Published reports have questioned the safety of emissions from the CIPP process when using styrenated resin. NASSCO has gone to great lengths to ensure our workers and communities stay healthy through the funding of objective research. In Phase 1, the Center for Underground Infrastructure Research and Education (CUIRE) found previously published reports to be NON-CONCLUSIVE.READ THE FULL REPORT
Field studies in a variety of geographic locations – testing various liner dimensions, conditions, and worker exposure – were conducted by the Trenchless Technology Center at Louisiana Tech University (TTC) and resulted in specific recommendations for refrigeration/storage trucks and emission stacks including active air monitoring in trucks, 15-foot perimeters around exhaust manholes, and more.Read the Full Report

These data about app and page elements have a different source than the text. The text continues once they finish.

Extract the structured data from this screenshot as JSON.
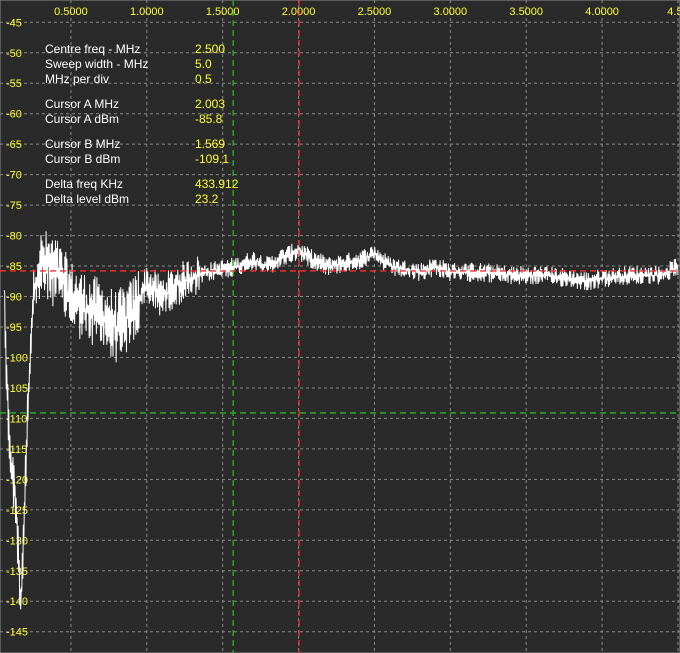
{
  "info_panel": {
    "centre_freq_label": "Centre freq - MHz",
    "centre_freq_value": "2.500",
    "sweep_width_label": "Sweep width - MHz",
    "sweep_width_value": "5.0",
    "mhz_per_div_label": "MHz per div",
    "mhz_per_div_value": "0.5",
    "cursor_a_mhz_label": "Cursor A MHz",
    "cursor_a_mhz_value": "2.003",
    "cursor_a_dbm_label": "Cursor A dBm",
    "cursor_a_dbm_value": "-85.8",
    "cursor_b_mhz_label": "Cursor B MHz",
    "cursor_b_mhz_value": "1.569",
    "cursor_b_dbm_label": "Cursor B dBm",
    "cursor_b_dbm_value": "-109.1",
    "delta_freq_label": "Delta freq KHz",
    "delta_freq_value": "433.912",
    "delta_level_label": "Delta level dBm",
    "delta_level_value": "23.2"
  },
  "colors": {
    "background": "#2a2a2a",
    "grid": "#8a8a8a",
    "trace": "#ffffff",
    "tick_label": "#ffff33",
    "cursor_a": "#ff2a2a",
    "cursor_b": "#22bb22"
  },
  "chart_data": {
    "type": "line",
    "title": "",
    "xlabel": "",
    "ylabel": "",
    "xlim": [
      0.059,
      4.5
    ],
    "ylim": [
      -148,
      -42
    ],
    "x_ticks": [
      "0.5000",
      "1.0000",
      "1.5000",
      "2.0000",
      "2.5000",
      "3.0000",
      "3.5000",
      "4.0000",
      "4.50"
    ],
    "x_tick_values": [
      0.5,
      1.0,
      1.5,
      2.0,
      2.5,
      3.0,
      3.5,
      4.0,
      4.5
    ],
    "y_ticks": [
      "-45",
      "-50",
      "-55",
      "-60",
      "-65",
      "-70",
      "-75",
      "-80",
      "-85",
      "-90",
      "-95",
      "-100",
      "-105",
      "-110",
      "-115",
      "-120",
      "-125",
      "-130",
      "-135",
      "-140",
      "-145"
    ],
    "y_tick_values": [
      -45,
      -50,
      -55,
      -60,
      -65,
      -70,
      -75,
      -80,
      -85,
      -90,
      -95,
      -100,
      -105,
      -110,
      -115,
      -120,
      -125,
      -130,
      -135,
      -140,
      -145
    ],
    "grid": true,
    "cursors": [
      {
        "name": "A",
        "freq_mhz": 2.003,
        "level_dbm": -85.8
      },
      {
        "name": "B",
        "freq_mhz": 1.569,
        "level_dbm": -109.1
      }
    ],
    "series": [
      {
        "x": [
          0.06,
          0.07,
          0.09,
          0.11,
          0.14,
          0.17,
          0.2,
          0.22,
          0.24,
          0.26,
          0.3,
          0.35,
          0.4,
          0.45,
          0.5,
          0.6,
          0.7,
          0.8,
          0.9,
          1.0,
          1.1,
          1.2,
          1.3,
          1.4,
          1.5,
          1.6,
          1.7,
          1.8,
          1.9,
          2.0,
          2.1,
          2.2,
          2.3,
          2.4,
          2.5,
          2.6,
          2.7,
          2.8,
          2.9,
          3.0,
          3.2,
          3.4,
          3.6,
          3.8,
          3.9,
          4.0,
          4.2,
          4.4,
          4.5
        ],
        "y": [
          -86,
          -100,
          -112,
          -118,
          -125,
          -141,
          -120,
          -105,
          -95,
          -88,
          -85,
          -85,
          -86,
          -88,
          -90,
          -92,
          -93,
          -95,
          -93,
          -88,
          -90,
          -88,
          -87,
          -86,
          -85.5,
          -85,
          -84,
          -85,
          -83.5,
          -82.5,
          -84,
          -85,
          -84.5,
          -84,
          -83,
          -85,
          -85.5,
          -86,
          -85,
          -86,
          -86,
          -86.5,
          -86.5,
          -87,
          -87.5,
          -87,
          -86.5,
          -86.5,
          -85
        ]
      }
    ]
  }
}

In Phase 3, TTC evaluated the breakthrough time of various coating/resin combinations. The final report suggests that once doors are opened and styrene thresholds reduce to below regulatory agencies’ limits for planned exposure time of workers, the truck can safety be entered for that amount of time with minimal PPE. If durations must be exceeded, however, manufacturers could consider using thicker coatings, more impermeable coatings, wrapping the liners with impermeable materials to reduce theRead the full report.